• WORK TO COMPLETE
Down to the final line, print the records again exactly.

Segment Open

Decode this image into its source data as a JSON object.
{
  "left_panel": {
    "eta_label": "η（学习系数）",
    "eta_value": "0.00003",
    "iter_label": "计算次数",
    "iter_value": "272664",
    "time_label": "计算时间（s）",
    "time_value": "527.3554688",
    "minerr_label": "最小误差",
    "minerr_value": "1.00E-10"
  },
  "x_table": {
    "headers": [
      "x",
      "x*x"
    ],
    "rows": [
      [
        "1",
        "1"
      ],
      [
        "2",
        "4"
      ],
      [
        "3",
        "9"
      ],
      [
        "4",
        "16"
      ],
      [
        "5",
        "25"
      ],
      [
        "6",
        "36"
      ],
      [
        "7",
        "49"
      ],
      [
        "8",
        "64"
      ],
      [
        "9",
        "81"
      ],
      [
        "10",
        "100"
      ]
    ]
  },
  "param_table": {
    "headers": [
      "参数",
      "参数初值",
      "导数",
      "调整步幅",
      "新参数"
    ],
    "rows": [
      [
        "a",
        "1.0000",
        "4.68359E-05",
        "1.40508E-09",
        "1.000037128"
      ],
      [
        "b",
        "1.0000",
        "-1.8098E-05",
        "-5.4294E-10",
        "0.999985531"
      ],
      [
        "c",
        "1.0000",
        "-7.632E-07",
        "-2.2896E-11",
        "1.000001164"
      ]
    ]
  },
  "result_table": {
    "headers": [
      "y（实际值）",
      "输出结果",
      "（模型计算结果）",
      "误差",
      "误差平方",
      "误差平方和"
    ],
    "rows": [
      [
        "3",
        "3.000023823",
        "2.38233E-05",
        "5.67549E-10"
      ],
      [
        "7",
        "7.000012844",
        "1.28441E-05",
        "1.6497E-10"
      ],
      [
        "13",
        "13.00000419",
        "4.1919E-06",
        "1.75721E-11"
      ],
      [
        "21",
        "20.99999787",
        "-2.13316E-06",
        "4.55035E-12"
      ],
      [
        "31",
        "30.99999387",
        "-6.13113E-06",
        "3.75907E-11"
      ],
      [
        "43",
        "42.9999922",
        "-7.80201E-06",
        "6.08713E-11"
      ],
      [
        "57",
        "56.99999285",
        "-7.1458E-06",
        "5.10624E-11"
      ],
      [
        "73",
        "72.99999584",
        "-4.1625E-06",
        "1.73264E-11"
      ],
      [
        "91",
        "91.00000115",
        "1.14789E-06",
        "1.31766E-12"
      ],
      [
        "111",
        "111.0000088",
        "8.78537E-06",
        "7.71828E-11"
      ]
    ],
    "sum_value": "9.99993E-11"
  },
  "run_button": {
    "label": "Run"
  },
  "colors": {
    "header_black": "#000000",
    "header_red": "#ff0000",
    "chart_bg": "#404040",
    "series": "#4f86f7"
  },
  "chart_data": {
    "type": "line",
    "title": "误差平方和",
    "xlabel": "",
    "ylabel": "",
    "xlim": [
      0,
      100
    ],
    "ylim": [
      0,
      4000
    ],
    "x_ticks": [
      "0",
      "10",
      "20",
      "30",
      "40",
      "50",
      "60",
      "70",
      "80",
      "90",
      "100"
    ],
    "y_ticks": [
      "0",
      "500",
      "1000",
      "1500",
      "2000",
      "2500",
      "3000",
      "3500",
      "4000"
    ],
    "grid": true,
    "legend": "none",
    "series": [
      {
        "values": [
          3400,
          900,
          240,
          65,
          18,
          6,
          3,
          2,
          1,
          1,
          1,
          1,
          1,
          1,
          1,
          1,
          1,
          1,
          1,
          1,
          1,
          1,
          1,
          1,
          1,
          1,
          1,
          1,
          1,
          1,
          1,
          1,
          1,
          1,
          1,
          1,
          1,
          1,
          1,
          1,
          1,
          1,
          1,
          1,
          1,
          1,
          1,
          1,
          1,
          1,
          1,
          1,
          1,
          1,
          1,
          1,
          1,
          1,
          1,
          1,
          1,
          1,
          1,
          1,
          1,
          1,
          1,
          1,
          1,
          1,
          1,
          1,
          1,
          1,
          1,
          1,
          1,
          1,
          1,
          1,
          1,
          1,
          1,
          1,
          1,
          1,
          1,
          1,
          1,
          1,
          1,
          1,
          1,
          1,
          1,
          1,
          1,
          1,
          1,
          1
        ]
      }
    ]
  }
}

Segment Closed

• WRITTEN ANSWER
Decode this image into its source data as a JSON object.
{
  "left_panel": {
    "eta_label": "η（学习系数）",
    "eta_value": "0.00003",
    "iter_label": "计算次数",
    "iter_value": "272664",
    "time_label": "计算时间（s）",
    "time_value": "527.3554688",
    "minerr_label": "最小误差",
    "minerr_value": "1.00E-10"
  },
  "x_table": {
    "headers": [
      "x",
      "x*x"
    ],
    "rows": [
      [
        "1",
        "1"
      ],
      [
        "2",
        "4"
      ],
      [
        "3",
        "9"
      ],
      [
        "4",
        "16"
      ],
      [
        "5",
        "25"
      ],
      [
        "6",
        "36"
      ],
      [
        "7",
        "49"
      ],
      [
        "8",
        "64"
      ],
      [
        "9",
        "81"
      ],
      [
        "10",
        "100"
      ]
    ]
  },
  "param_table": {
    "headers": [
      "参数",
      "参数初值",
      "导数",
      "调整步幅",
      "新参数"
    ],
    "rows": [
      [
        "a",
        "1.0000",
        "4.68359E-05",
        "1.40508E-09",
        "1.000037128"
      ],
      [
        "b",
        "1.0000",
        "-1.8098E-05",
        "-5.4294E-10",
        "0.999985531"
      ],
      [
        "c",
        "1.0000",
        "-7.632E-07",
        "-2.2896E-11",
        "1.000001164"
      ]
    ]
  },
  "result_table": {
    "headers": [
      "y（实际值）",
      "输出结果",
      "（模型计算结果）",
      "误差",
      "误差平方",
      "误差平方和"
    ],
    "rows": [
      [
        "3",
        "3.000023823",
        "2.38233E-05",
        "5.67549E-10"
      ],
      [
        "7",
        "7.000012844",
        "1.28441E-05",
        "1.6497E-10"
      ],
      [
        "13",
        "13.00000419",
        "4.1919E-06",
        "1.75721E-11"
      ],
      [
        "21",
        "20.99999787",
        "-2.13316E-06",
        "4.55035E-12"
      ],
      [
        "31",
        "30.99999387",
        "-6.13113E-06",
        "3.75907E-11"
      ],
      [
        "43",
        "42.9999922",
        "-7.80201E-06",
        "6.08713E-11"
      ],
      [
        "57",
        "56.99999285",
        "-7.1458E-06",
        "5.10624E-11"
      ],
      [
        "73",
        "72.99999584",
        "-4.1625E-06",
        "1.73264E-11"
      ],
      [
        "91",
        "91.00000115",
        "1.14789E-06",
        "1.31766E-12"
      ],
      [
        "111",
        "111.0000088",
        "8.78537E-06",
        "7.71828E-11"
      ]
    ],
    "sum_value": "9.99993E-11"
  },
  "run_button": {
    "label": "Run"
  },
  "colors": {
    "header_black": "#000000",
    "header_red": "#ff0000",
    "chart_bg": "#404040",
    "series": "#4f86f7"
  },
  "chart_data": {
    "type": "line",
    "title": "误差平方和",
    "xlabel": "",
    "ylabel": "",
    "xlim": [
      0,
      100
    ],
    "ylim": [
      0,
      4000
    ],
    "x_ticks": [
      "0",
      "10",
      "20",
      "30",
      "40",
      "50",
      "60",
      "70",
      "80",
      "90",
      "100"
    ],
    "y_ticks": [
      "0",
      "500",
      "1000",
      "1500",
      "2000",
      "2500",
      "3000",
      "3500",
      "4000"
    ],
    "grid": true,
    "legend": "none",
    "series": [
      {
        "values": [
          3400,
          900,
          240,
          65,
          18,
          6,
          3,
          2,
          1,
          1,
          1,
          1,
          1,
          1,
          1,
          1,
          1,
          1,
          1,
          1,
          1,
          1,
          1,
          1,
          1,
          1,
          1,
          1,
          1,
          1,
          1,
          1,
          1,
          1,
          1,
          1,
          1,
          1,
          1,
          1,
          1,
          1,
          1,
          1,
          1,
          1,
          1,
          1,
          1,
          1,
          1,
          1,
          1,
          1,
          1,
          1,
          1,
          1,
          1,
          1,
          1,
          1,
          1,
          1,
          1,
          1,
          1,
          1,
          1,
          1,
          1,
          1,
          1,
          1,
          1,
          1,
          1,
          1,
          1,
          1,
          1,
          1,
          1,
          1,
          1,
          1,
          1,
          1,
          1,
          1,
          1,
          1,
          1,
          1,
          1,
          1,
          1,
          1,
          1,
          1
        ]
      }
    ]
  }
}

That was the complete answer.